If a line below includes the string "with", copy it.

DATA FOR ANALYSIS:
┏━━
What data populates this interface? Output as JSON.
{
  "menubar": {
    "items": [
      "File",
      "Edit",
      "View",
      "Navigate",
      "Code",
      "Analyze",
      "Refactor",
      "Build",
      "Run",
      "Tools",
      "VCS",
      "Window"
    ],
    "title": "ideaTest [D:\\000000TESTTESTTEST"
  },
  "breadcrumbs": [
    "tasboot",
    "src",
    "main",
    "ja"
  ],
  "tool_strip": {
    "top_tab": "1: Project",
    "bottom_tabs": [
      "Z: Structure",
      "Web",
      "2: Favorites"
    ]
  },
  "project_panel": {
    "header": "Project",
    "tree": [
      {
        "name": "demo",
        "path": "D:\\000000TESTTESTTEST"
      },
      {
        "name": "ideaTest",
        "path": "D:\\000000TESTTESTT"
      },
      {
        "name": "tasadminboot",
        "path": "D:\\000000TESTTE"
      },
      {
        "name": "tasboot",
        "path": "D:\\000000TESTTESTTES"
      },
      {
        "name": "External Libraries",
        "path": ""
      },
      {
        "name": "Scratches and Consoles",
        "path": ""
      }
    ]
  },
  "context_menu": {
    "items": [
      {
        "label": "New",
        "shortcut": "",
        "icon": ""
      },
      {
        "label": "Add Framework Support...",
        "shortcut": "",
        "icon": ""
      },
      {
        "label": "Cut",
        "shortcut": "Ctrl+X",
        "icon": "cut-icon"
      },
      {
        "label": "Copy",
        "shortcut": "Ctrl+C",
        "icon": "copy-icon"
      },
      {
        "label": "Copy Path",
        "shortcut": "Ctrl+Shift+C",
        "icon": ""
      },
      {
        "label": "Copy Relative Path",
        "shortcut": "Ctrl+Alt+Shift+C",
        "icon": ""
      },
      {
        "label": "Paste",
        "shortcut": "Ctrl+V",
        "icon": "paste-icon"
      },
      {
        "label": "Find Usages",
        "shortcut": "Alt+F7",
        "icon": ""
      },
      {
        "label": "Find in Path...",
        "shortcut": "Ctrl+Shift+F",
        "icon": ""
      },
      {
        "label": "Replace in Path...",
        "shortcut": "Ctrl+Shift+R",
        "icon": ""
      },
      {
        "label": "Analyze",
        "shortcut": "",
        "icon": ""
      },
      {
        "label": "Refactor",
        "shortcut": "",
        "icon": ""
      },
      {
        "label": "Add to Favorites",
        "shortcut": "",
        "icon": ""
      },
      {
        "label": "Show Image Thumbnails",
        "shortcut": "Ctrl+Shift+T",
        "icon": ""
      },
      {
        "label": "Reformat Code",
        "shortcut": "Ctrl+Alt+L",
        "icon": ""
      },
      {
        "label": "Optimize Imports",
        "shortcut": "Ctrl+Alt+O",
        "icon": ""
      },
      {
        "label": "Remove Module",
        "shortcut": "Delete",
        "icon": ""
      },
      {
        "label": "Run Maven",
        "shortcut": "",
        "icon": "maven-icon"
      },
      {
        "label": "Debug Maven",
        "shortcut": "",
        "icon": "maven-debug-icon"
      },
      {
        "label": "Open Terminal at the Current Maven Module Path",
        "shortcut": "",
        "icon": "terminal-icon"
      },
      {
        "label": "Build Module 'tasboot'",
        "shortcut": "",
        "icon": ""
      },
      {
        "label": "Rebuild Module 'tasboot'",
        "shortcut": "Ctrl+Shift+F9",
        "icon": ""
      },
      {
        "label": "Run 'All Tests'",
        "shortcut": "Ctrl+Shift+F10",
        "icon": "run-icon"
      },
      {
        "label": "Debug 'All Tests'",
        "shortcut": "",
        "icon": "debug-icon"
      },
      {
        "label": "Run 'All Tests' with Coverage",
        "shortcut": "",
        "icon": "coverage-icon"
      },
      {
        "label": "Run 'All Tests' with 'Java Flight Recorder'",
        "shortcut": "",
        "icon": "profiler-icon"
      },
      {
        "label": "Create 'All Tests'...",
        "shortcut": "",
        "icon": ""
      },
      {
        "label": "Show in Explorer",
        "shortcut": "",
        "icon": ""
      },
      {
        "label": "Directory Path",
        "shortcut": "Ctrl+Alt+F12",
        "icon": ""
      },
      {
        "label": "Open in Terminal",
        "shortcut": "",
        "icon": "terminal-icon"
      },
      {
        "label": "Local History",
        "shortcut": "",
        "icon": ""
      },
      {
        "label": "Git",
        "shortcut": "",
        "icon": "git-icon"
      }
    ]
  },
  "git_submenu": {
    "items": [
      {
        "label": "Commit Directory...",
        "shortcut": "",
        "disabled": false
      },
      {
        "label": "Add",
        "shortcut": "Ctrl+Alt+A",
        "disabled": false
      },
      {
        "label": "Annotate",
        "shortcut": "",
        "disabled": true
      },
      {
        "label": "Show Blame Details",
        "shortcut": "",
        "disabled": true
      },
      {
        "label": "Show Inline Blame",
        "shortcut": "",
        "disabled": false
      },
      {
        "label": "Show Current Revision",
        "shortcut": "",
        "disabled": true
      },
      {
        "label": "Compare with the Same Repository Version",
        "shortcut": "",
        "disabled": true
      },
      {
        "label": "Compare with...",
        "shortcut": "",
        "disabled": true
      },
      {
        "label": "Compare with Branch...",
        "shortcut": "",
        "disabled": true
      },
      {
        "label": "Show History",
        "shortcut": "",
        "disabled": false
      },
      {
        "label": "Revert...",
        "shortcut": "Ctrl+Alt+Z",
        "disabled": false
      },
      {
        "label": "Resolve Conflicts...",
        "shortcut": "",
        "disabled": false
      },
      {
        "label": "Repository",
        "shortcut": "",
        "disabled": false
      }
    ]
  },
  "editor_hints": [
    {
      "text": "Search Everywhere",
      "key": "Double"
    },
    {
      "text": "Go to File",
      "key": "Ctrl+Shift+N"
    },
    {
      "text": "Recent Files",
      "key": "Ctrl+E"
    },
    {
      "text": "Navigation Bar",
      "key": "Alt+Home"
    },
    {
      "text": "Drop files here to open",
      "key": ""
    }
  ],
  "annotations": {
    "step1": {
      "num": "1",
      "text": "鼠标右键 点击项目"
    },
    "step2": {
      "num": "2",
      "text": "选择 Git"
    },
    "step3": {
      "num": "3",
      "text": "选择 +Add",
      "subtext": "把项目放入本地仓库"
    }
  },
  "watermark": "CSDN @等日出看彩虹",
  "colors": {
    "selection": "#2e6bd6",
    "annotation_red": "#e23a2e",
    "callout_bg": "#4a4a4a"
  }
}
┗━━
EXPECTED ANSWER:
        "label": "Run 'All Tests' with Coverage",
        "label": "Run 'All Tests' with 'Java Flight Recorder'",
        "label": "Compare with the Same Repository Version",
        "label": "Compare with...",
        "label": "Compare with Branch...",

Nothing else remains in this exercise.